Small-business owners often work with suppliers or vendors to carry out projects and grow the company. But what if the supplier falls short of your expectations? Even a minor setback could disrupt daily operations and result in losses.
Here are some steps you might want to take:
Review your contract
Go through the stipulations and clauses in your vendor contract. It should include specific clauses for payment terms, deliverables, standards for performance, deadlines, and consequences of a breach. This will help you see what clauses your vendor violated, and whether you have reason to pursue legal action.
Obtaining evidence is essential to showing that the vendor did not fulfill their obligations. Start compiling any documentation to prove the breach, such as emails, other correspondence, invoices, photos, and videos.
Get in touch with the vendor

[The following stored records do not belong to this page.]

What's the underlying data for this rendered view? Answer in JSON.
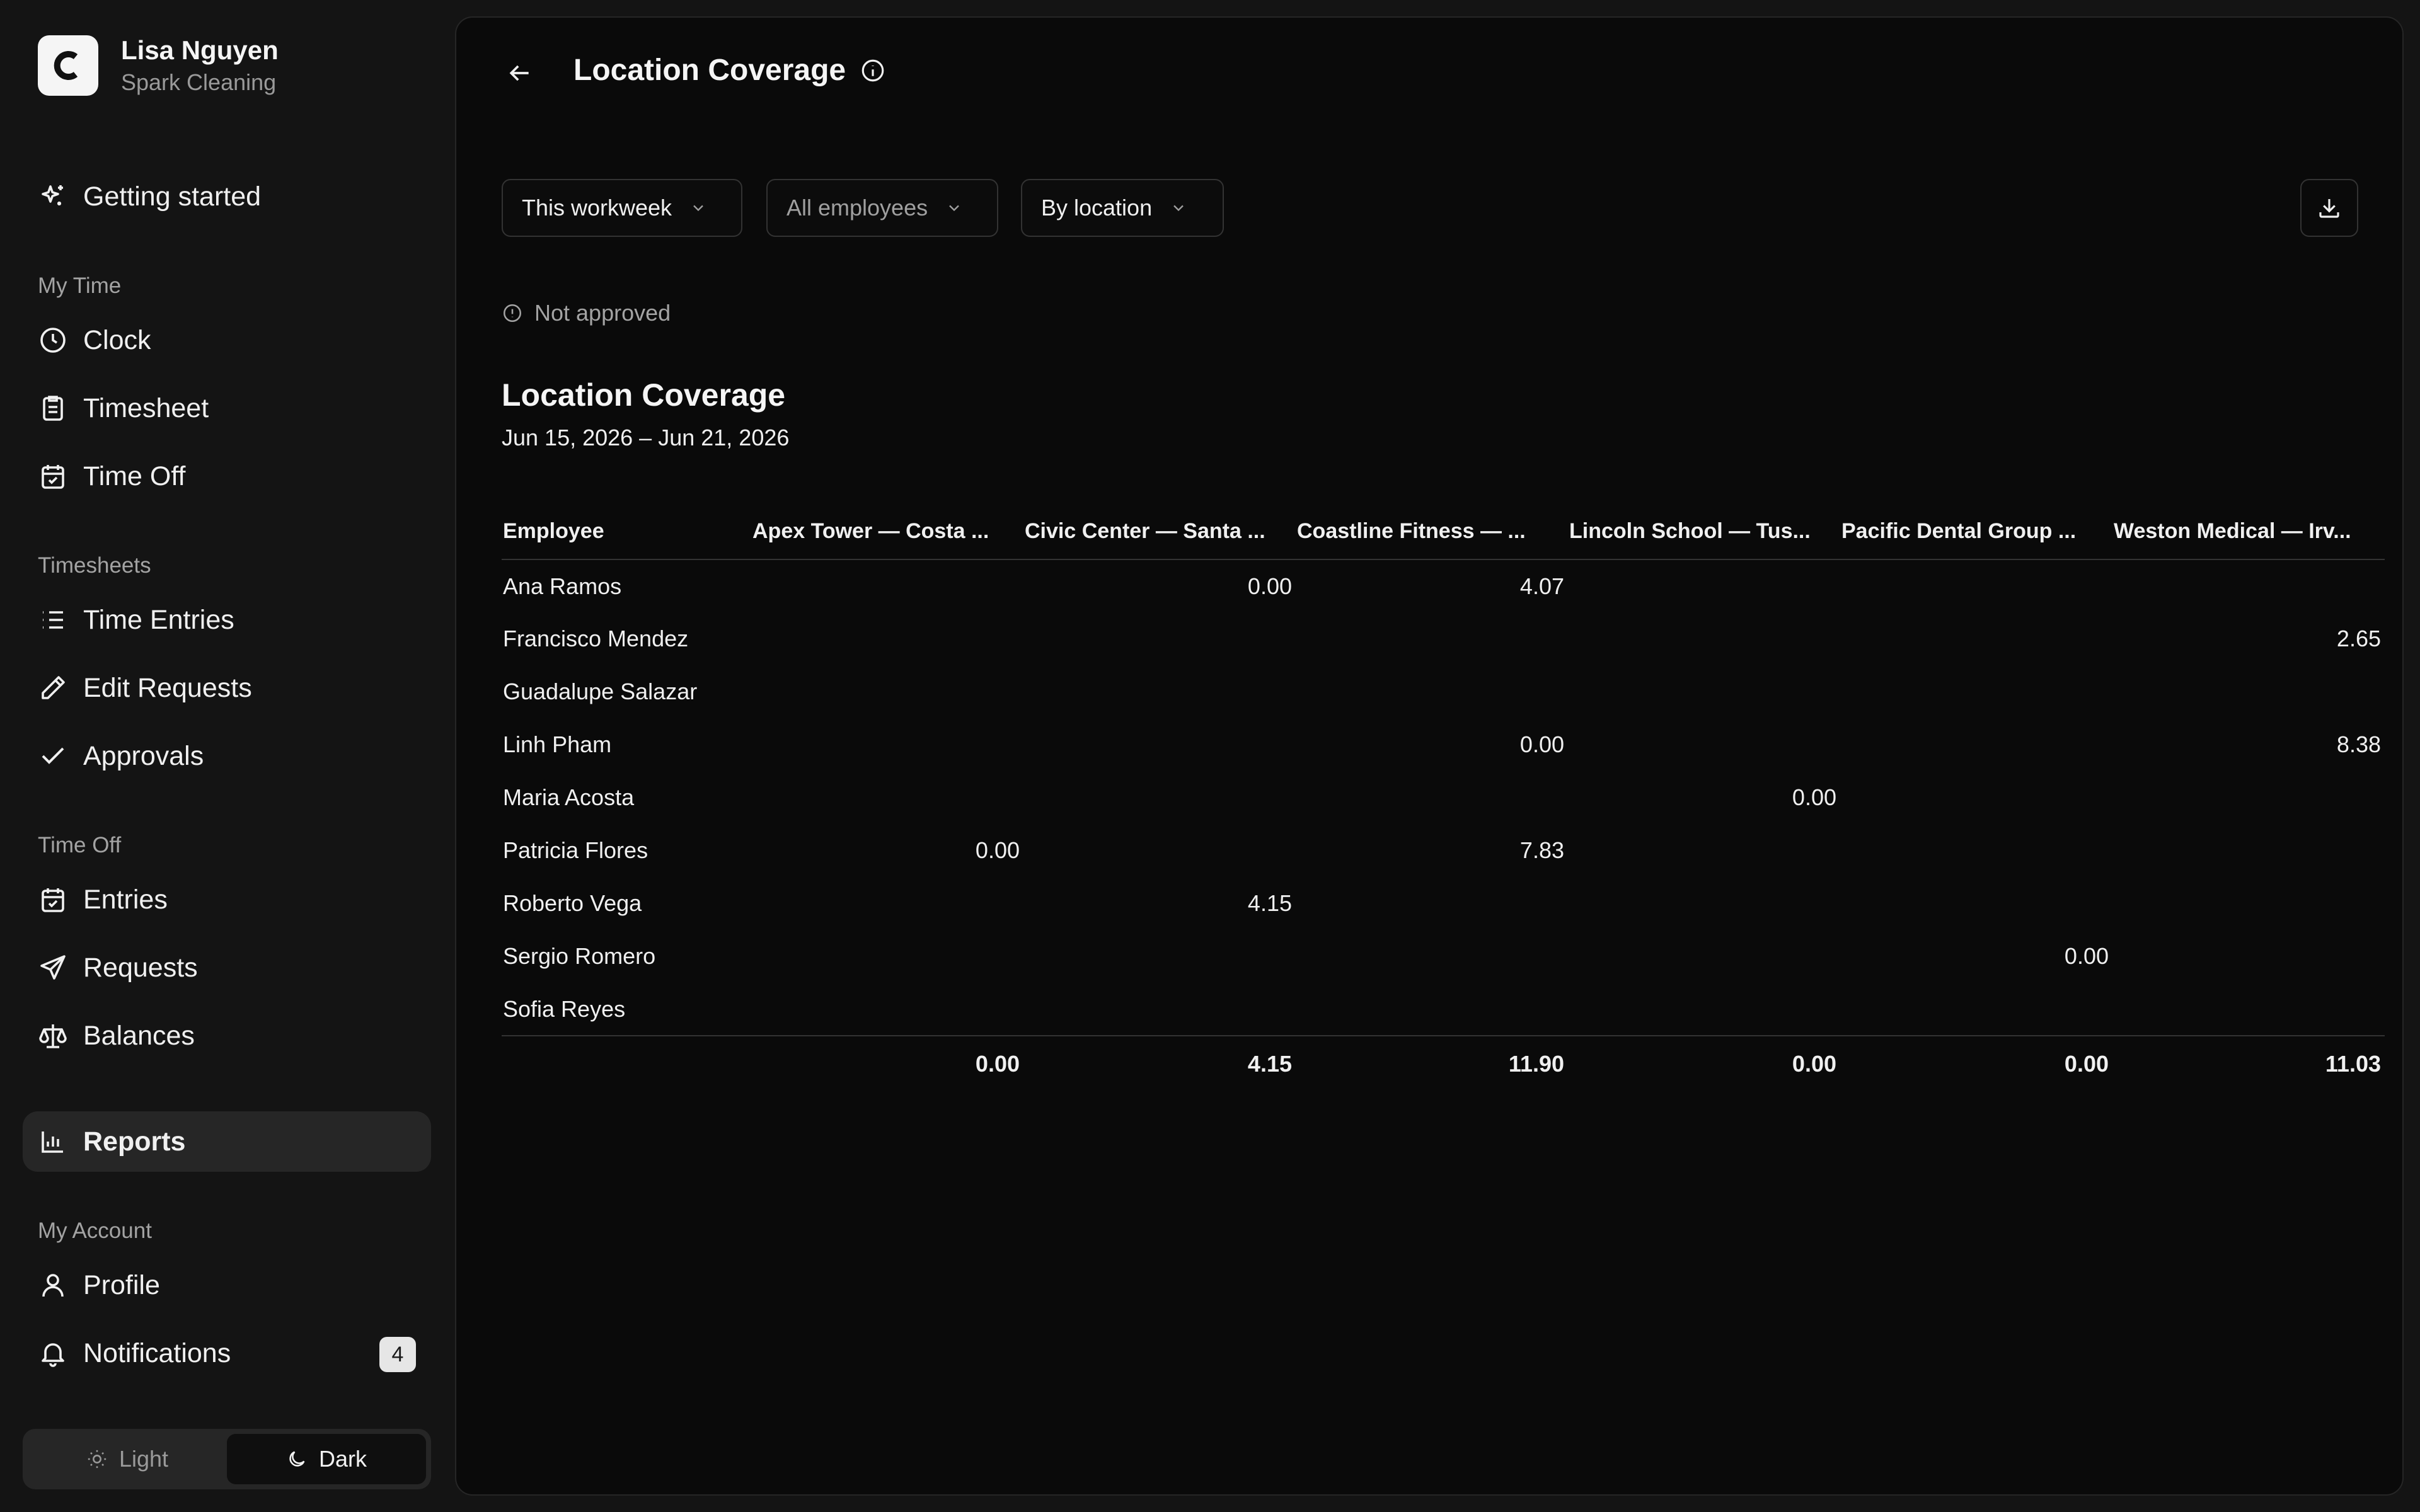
{
  "org": {
    "user_name": "Lisa Nguyen",
    "company": "Spark Cleaning",
    "logo_letter": "C"
  },
  "nav": {
    "getting_started": "Getting started",
    "section_my_time": "My Time",
    "clock": "Clock",
    "timesheet": "Timesheet",
    "time_off": "Time Off",
    "section_timesheets": "Timesheets",
    "time_entries": "Time Entries",
    "edit_requests": "Edit Requests",
    "approvals": "Approvals",
    "section_time_off": "Time Off",
    "entries": "Entries",
    "requests": "Requests",
    "balances": "Balances",
    "reports": "Reports",
    "section_my_account": "My Account",
    "profile": "Profile",
    "notifications": "Notifications",
    "notifications_count": "4"
  },
  "theme": {
    "light": "Light",
    "dark": "Dark",
    "selected": "Dark"
  },
  "page": {
    "title": "Location Coverage",
    "filters": {
      "period": "This workweek",
      "employees": "All employees",
      "group_by": "By location"
    },
    "status": "Not approved",
    "report_title": "Location Coverage",
    "report_range": "Jun 15, 2026 – Jun 21, 2026"
  },
  "table": {
    "columns": [
      "Employee",
      "Apex Tower — Costa ...",
      "Civic Center — Santa ...",
      "Coastline Fitness — ...",
      "Lincoln School — Tus...",
      "Pacific Dental Group ...",
      "Weston Medical — Irv..."
    ],
    "rows": [
      [
        "Ana Ramos",
        "",
        "0.00",
        "4.07",
        "",
        "",
        ""
      ],
      [
        "Francisco Mendez",
        "",
        "",
        "",
        "",
        "",
        "2.65"
      ],
      [
        "Guadalupe Salazar",
        "",
        "",
        "",
        "",
        "",
        ""
      ],
      [
        "Linh Pham",
        "",
        "",
        "0.00",
        "",
        "",
        "8.38"
      ],
      [
        "Maria Acosta",
        "",
        "",
        "",
        "0.00",
        "",
        ""
      ],
      [
        "Patricia Flores",
        "0.00",
        "",
        "7.83",
        "",
        "",
        ""
      ],
      [
        "Roberto Vega",
        "",
        "4.15",
        "",
        "",
        "",
        ""
      ],
      [
        "Sergio Romero",
        "",
        "",
        "",
        "",
        "0.00",
        ""
      ],
      [
        "Sofia Reyes",
        "",
        "",
        "",
        "",
        "",
        ""
      ]
    ],
    "totals": [
      "",
      "0.00",
      "4.15",
      "11.90",
      "0.00",
      "0.00",
      "11.03"
    ]
  }
}
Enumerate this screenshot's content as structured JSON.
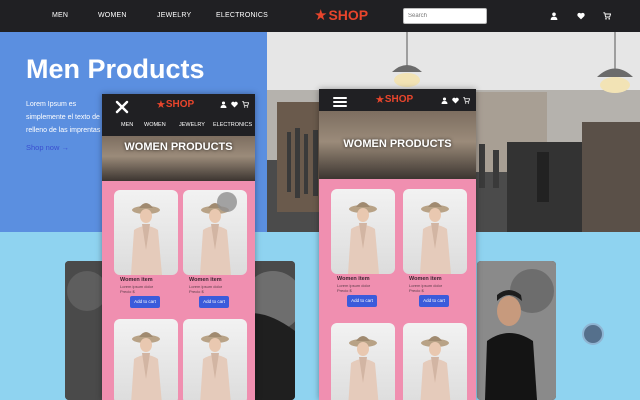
{
  "header": {
    "nav": [
      "MEN",
      "WOMEN",
      "JEWELRY",
      "ELECTRONICS"
    ],
    "logo": "SHOP",
    "search_placeholder": "Search",
    "icons": [
      "user-icon",
      "heart-icon",
      "cart-icon"
    ]
  },
  "hero": {
    "title": "Men Products",
    "text": "Lorem Ipsum es simplemente el texto de relleno de las imprentas y archivos de texto. Lorem Ipsum ha sido el texto de relleno estándar de las industrias",
    "link": "Shop now →"
  },
  "phone_left": {
    "logo": "SHOP",
    "nav": [
      "MEN",
      "WOMEN",
      "JEWELRY",
      "ELECTRONICS"
    ],
    "banner": "WOMEN PRODUCTS",
    "card": {
      "title": "Women item",
      "desc": "Lorem ipsum dolor",
      "price": "Precio $",
      "button": "Add to cart"
    }
  },
  "phone_right": {
    "logo": "SHOP",
    "banner": "WOMEN PRODUCTS",
    "card": {
      "title": "Women item",
      "desc": "Lorem ipsum dolor",
      "price": "Precio $",
      "button": "Add to cart"
    }
  },
  "colors": {
    "nav_bg": "#202023",
    "logo": "#e8452c",
    "hero_blue": "#5b8fe0",
    "phone_pink": "#f08fb0",
    "button_blue": "#3b5bdb",
    "page_bg": "#8fd3f0"
  }
}
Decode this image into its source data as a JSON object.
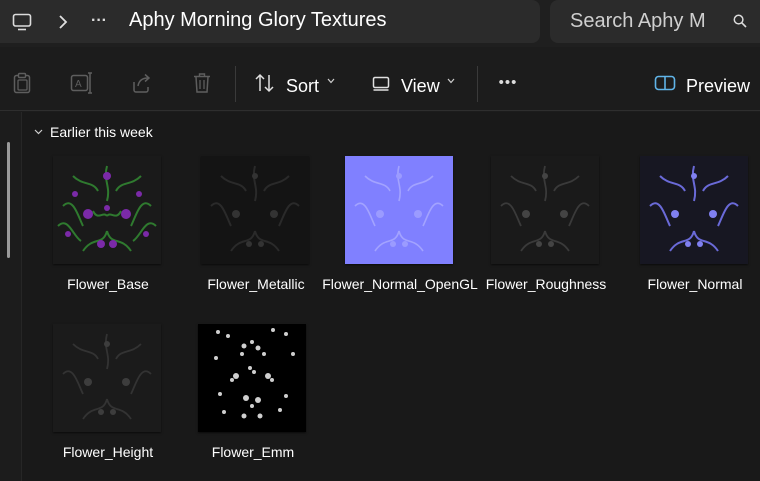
{
  "addressbar": {
    "monitor_icon": "monitor-icon",
    "chevron_icon": "chevron-right-icon",
    "more_icon": "ellipsis-icon",
    "more_label": "···",
    "title": "Aphy Morning Glory Textures",
    "search_text": "Search Aphy M",
    "search_icon": "search-icon"
  },
  "commandbar": {
    "icons": [
      "clipboard-icon",
      "rename-icon",
      "share-icon",
      "trash-icon"
    ],
    "sort_label": "Sort",
    "view_label": "View",
    "more_label": "•••",
    "preview_label": "Preview"
  },
  "content": {
    "group_header": "Earlier this week",
    "files": [
      {
        "name": "Flower_Base",
        "texture": "base"
      },
      {
        "name": "Flower_Metallic",
        "texture": "metallic"
      },
      {
        "name": "Flower_Normal_OpenGL",
        "texture": "normal-opengl"
      },
      {
        "name": "Flower_Roughness",
        "texture": "roughness"
      },
      {
        "name": "Flower_Normal",
        "texture": "normal"
      },
      {
        "name": "Flower_Height",
        "texture": "height"
      },
      {
        "name": "Flower_Emm",
        "texture": "emission"
      }
    ]
  },
  "colors": {
    "background": "#191919",
    "bar": "#2b2b2b",
    "normal_map": "#8080ff"
  }
}
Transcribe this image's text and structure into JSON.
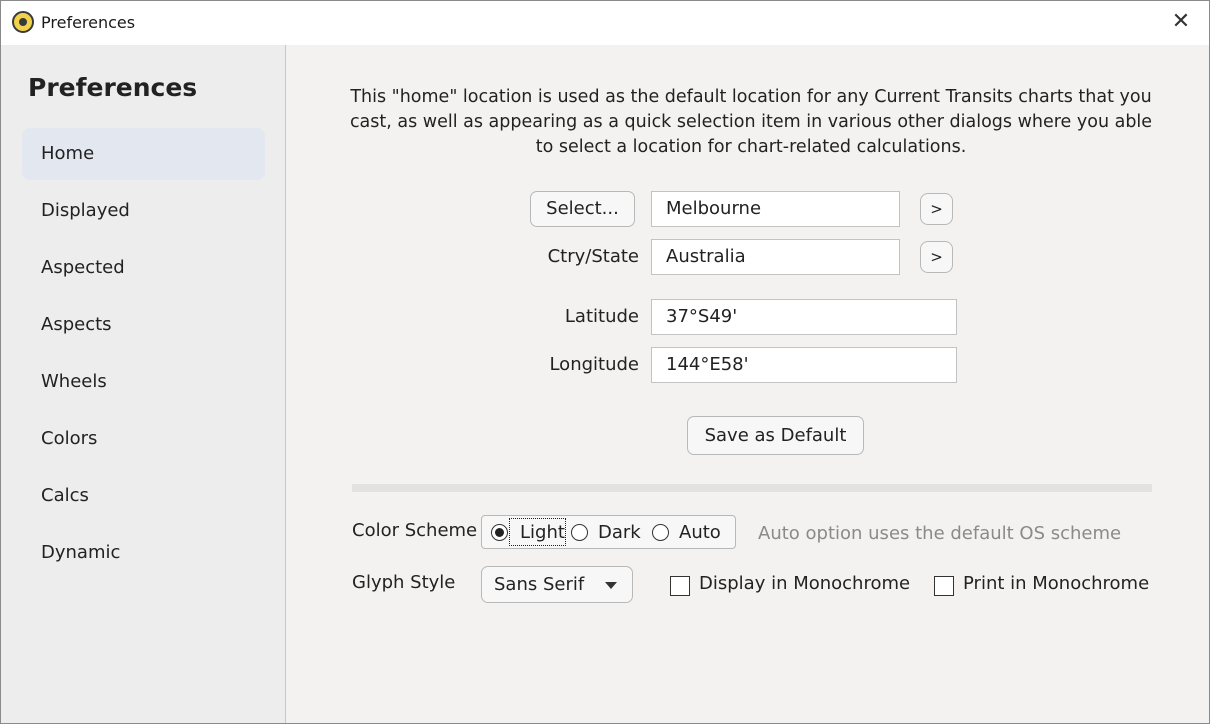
{
  "window": {
    "title": "Preferences",
    "close_glyph": "✕"
  },
  "sidebar": {
    "title": "Preferences",
    "items": [
      {
        "label": "Home",
        "active": true
      },
      {
        "label": "Displayed"
      },
      {
        "label": "Aspected"
      },
      {
        "label": "Aspects"
      },
      {
        "label": "Wheels"
      },
      {
        "label": "Colors"
      },
      {
        "label": "Calcs"
      },
      {
        "label": "Dynamic"
      }
    ]
  },
  "home": {
    "intro": "This \"home\" location is used as the default location for any Current Transits charts that you cast, as well as appearing as a quick selection item in various other dialogs where you able to select a location for chart-related calculations.",
    "select_button": "Select...",
    "city_value": "Melbourne",
    "city_expand": ">",
    "country_label": "Ctry/State",
    "country_value": "Australia",
    "country_expand": ">",
    "latitude_label": "Latitude",
    "latitude_value": "37°S49'",
    "longitude_label": "Longitude",
    "longitude_value": "144°E58'",
    "save_default_button": "Save as Default"
  },
  "appearance": {
    "color_scheme_label": "Color Scheme",
    "color_scheme_options": [
      "Light",
      "Dark",
      "Auto"
    ],
    "color_scheme_selected": "Light",
    "color_scheme_hint": "Auto option uses the default OS scheme",
    "glyph_style_label": "Glyph Style",
    "glyph_style_value": "Sans Serif",
    "display_mono_label": "Display in Monochrome",
    "display_mono_checked": false,
    "print_mono_label": "Print in Monochrome",
    "print_mono_checked": false
  },
  "icons": {
    "app": "app-logo-icon",
    "close": "close-icon",
    "dropdown": "chevron-down-icon"
  },
  "colors": {
    "active_nav_bg": "#e3e8f0",
    "hint_text": "#8a8a8a"
  }
}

A breach may occasionally result from miscommunication. At times, a discussion between both parties may be enough to resolve the issue. If successful, the parties will be able to come to an agreement and avoid going through legal action.
Send a demand letter
If the vendor is unwilling to discuss the problem with you, consider writing a demand letter outlining the broken contract clauses and any damages you may be owed. This strategy may succeed in persuading the vendor to address the problem and make the payment. However, be careful of what you say in the letter, because something in it could later be used against you (you may want to have your attorney review it before you send it).
A lawsuit can be expensive and time-consuming to pursue and should be your last option as a small business owner. Consider mediation instead of filing a lawsuit. A neutral third party will help facilitate a conversation between you and the vendor so that an agreement might be reached.
An impartial mediator ensures both sides are heard and works through alternative resolutions. This can be advantageous for both sides as each party can save time and money.
Consult a lawyer
When all other options are unsuccessful, you might consider taking legal action. The breach must be material or substantial enough before you can pursue legal action.
A vendor breach of contract can have a devastating impact on your business. However, before pursuing legal action, it is best to plan carefully and seek advice. If your agreement lacks specific clauses or uses vague wording, you may need legal counsel to determine if your case is strong enough to claim damages.